Everything Future Generations Are Going to KillGeneration Rebirth is killing human sacrifice to appease whatever has eaten the Sun. Generation Awakening is killing telling children that babies come from a benevolent witch who delivers them when weâ€™re all asleep. Generation Reason is killing the generation of electricity by using a carrot on a stick to lead horses on a conveyor belt that is hooked up to a generator. Generation Futurus is killing talking through two cans connected by a taut string.
- A Roseville woman buried her late husband’s remains at Fort Snelling National Cemetery on Friday, 73 years after he was declared missing in action during World War II. Army Staff Sergeant Jerry Jacobsen was given full military honors and a flyover of WWII aircraft as his 84-year-old wife, Catherine Tauer and 86-year old sister, Jackie LeBath, sat near his grave. They were surrounded by dozens of their family members and acquaintances.
Muck Rack makes it simple to find people, tweets, or articles that mention any name, keyword, company, hashtag etc. We've compiled this guide to help you make the most of your search.
Selecting a term
Start searching tweets, articles from media outlets, articles mentioned in tweets, journalists'
names, titles and bios with some suggested searches:
Companies or Topics (e.g. iPhone, Microsoft)
Phrases (e.g. "cloud computing") — use quotes to keep the terms together
Twitter handles (e.g. @username) — returns those who have mentioned or replied to
Names (e.g. "David Pogue")
Hashtags (e.g. #sxsw, #london2012)
Bio details (e.g. vegan, Olympics, father)
Muck Rack's Advanced Search allows for many boolean operators.
Find results that mention multiple specified terms, use AND or
+. For example, ensure each result contains both Elon Musk and Mark Zuckerberg by
searching Musk AND Zuckerberg or Musk + Zuckerberg.
Use the operators OR or , to broaden your search when you'd like either of
multiple terms to appear in results. (This is the default behavior of our search when no operators
are used). For example, results will contain either cake or cookie by searching cake OR cookie or cake,cookie
Use NOT or - to subtract results from your search. For
example, searching Disney will yield results about the Walt Disney Company as well as Walt Disney
World Resort. To exclude mentions of Disney World, search for Disney -World or Disney
When using one of these operators with a phrase, enclose it in quotation marks. For example, you can
find results about smartphones excluding Apple's iPhone 4S by searching smartphone -"iPhone
Exact case matching or punctuation
If you're searching for a brand name or keyword that relies on specific punctuation marks or capitalization, you can
find results that match your exact query by adding matchcase: before the keyword you're searching for, like matchcase:E*TRADE .

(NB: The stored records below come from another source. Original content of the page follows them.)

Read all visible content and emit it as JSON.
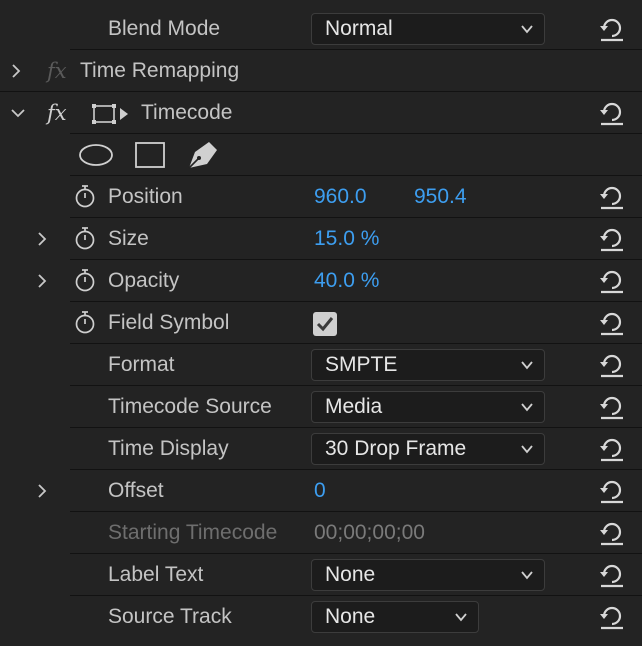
{
  "panel": {
    "blend_mode": {
      "label": "Blend Mode",
      "value": "Normal"
    },
    "time_remapping": {
      "fx": "fx",
      "label": "Time Remapping"
    },
    "timecode": {
      "fx": "fx",
      "label": "Timecode"
    },
    "mask_tools": [
      "ellipse-mask-tool",
      "rectangle-mask-tool",
      "pen-mask-tool"
    ],
    "position": {
      "label": "Position",
      "x": "960.0",
      "y": "950.4"
    },
    "size": {
      "label": "Size",
      "value": "15.0 %"
    },
    "opacity": {
      "label": "Opacity",
      "value": "40.0 %"
    },
    "field_symbol": {
      "label": "Field Symbol",
      "checked": true
    },
    "format": {
      "label": "Format",
      "value": "SMPTE"
    },
    "timecode_source": {
      "label": "Timecode Source",
      "value": "Media"
    },
    "time_display": {
      "label": "Time Display",
      "value": "30 Drop Frame"
    },
    "offset": {
      "label": "Offset",
      "value": "0"
    },
    "starting_timecode": {
      "label": "Starting Timecode",
      "value": "00;00;00;00"
    },
    "label_text": {
      "label": "Label Text",
      "value": "None"
    },
    "source_track": {
      "label": "Source Track",
      "value": "None"
    }
  },
  "colors": {
    "background": "#232323",
    "accent_value": "#3d9ef0",
    "label": "#c4c4c4",
    "disabled": "#6e6e6e"
  }
}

Use parentheses to separate multiple
boolean phrases. For example, to find journalists talking about having fun in Disney World or

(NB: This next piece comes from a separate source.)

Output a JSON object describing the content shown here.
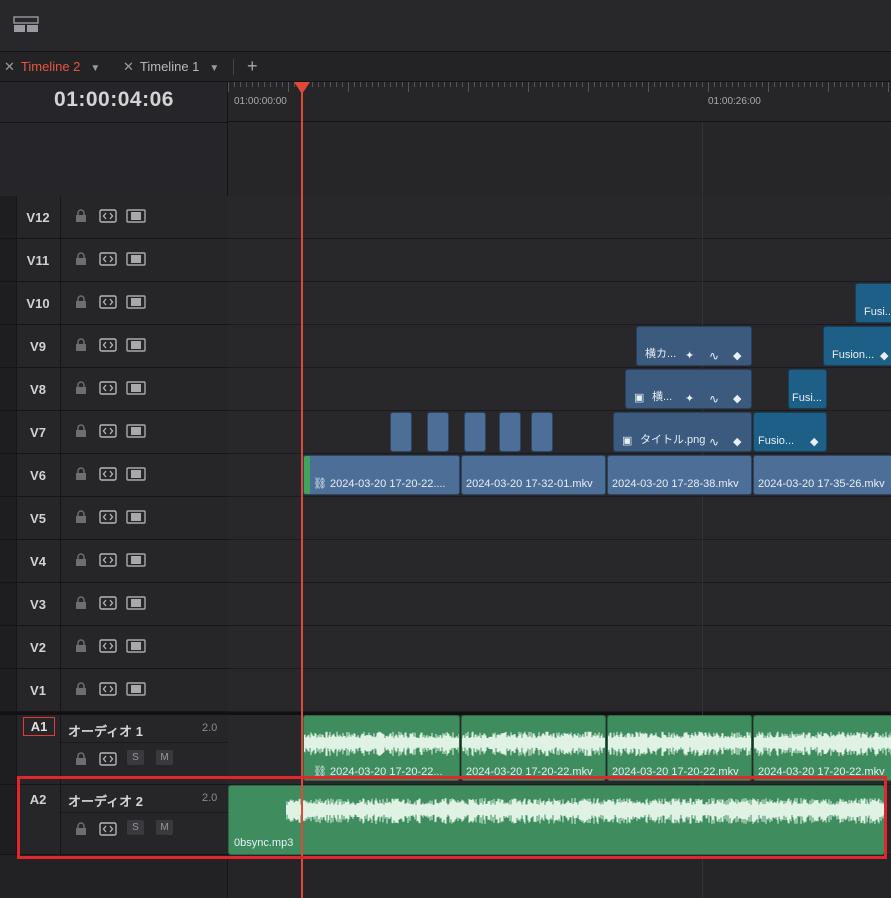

Disneyland, search for ("disney world" OR disneyland) AND fun.
An asterisk can be used to search for any variation of a root word truncated by the asterisk. For example, searching for admin* will return results for administrator, administration, administer, administered, etc.

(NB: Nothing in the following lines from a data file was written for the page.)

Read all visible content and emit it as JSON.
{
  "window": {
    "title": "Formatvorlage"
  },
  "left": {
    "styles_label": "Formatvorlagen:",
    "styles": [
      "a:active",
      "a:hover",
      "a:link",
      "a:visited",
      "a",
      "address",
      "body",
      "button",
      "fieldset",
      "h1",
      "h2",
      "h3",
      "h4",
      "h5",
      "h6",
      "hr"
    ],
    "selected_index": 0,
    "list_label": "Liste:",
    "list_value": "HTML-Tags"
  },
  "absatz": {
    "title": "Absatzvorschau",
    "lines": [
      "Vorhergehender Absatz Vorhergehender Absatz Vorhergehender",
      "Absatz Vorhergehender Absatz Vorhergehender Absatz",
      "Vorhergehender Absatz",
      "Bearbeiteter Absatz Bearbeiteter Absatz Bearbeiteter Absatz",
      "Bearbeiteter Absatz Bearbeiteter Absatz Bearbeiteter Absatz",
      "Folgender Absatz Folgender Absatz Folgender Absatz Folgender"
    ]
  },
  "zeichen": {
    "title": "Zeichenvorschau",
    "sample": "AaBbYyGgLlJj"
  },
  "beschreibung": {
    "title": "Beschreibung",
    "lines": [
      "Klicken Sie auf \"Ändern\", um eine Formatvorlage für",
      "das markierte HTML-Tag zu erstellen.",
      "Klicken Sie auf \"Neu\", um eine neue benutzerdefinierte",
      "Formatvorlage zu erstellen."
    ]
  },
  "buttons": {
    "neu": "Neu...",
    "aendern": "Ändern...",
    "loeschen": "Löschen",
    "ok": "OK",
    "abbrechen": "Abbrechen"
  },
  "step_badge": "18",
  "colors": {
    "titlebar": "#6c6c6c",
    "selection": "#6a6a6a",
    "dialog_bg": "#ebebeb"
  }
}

A near operator is an AND operator where you can control the distance between the words. You can vary the distance the near operation uses by adding a forward slash and number (between 0-99) such as strawberries NEAR/10 "whipped cream", which means the strawberries must exist within 10 words of "whipped cream".